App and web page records
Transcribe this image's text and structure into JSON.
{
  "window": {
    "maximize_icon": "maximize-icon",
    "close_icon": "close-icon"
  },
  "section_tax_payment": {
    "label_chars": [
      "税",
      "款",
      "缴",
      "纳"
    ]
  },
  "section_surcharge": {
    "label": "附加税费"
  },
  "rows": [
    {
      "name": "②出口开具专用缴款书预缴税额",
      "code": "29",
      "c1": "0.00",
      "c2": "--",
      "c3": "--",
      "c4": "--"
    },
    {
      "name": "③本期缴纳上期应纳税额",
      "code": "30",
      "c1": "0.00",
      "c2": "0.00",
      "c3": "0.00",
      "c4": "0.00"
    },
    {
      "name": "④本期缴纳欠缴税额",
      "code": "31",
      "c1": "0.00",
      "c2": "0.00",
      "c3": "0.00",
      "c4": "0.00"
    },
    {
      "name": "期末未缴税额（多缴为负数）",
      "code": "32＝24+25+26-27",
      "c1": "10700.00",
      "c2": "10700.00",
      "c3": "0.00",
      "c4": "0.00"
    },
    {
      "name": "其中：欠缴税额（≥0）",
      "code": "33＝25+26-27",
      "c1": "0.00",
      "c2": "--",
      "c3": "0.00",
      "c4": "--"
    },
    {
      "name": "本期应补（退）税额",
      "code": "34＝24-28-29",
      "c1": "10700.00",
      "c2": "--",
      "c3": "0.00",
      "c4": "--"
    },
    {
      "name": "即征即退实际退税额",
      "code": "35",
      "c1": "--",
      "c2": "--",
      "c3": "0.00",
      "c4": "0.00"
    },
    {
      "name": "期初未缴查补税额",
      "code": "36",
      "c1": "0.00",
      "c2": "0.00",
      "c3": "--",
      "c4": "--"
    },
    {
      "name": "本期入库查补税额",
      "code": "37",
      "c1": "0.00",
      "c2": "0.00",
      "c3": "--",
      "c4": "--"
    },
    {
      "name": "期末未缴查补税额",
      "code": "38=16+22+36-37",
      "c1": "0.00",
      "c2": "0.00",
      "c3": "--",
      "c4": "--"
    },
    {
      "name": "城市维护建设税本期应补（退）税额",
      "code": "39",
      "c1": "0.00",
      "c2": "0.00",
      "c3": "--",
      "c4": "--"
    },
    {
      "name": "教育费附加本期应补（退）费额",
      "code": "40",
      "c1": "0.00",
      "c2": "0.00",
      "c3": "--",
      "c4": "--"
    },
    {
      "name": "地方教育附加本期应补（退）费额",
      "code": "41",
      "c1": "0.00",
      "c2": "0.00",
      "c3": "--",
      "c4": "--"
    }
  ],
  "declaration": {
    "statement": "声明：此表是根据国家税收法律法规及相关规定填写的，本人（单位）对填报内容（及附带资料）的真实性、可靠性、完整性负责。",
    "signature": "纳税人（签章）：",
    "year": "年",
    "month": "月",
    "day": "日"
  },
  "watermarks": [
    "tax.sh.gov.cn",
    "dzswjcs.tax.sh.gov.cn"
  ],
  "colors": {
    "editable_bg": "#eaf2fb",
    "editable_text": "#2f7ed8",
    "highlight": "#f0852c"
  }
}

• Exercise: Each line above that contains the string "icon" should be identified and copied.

• Exercise response:
    "maximize_icon": "maximize-icon",
    "close_icon": "close-icon"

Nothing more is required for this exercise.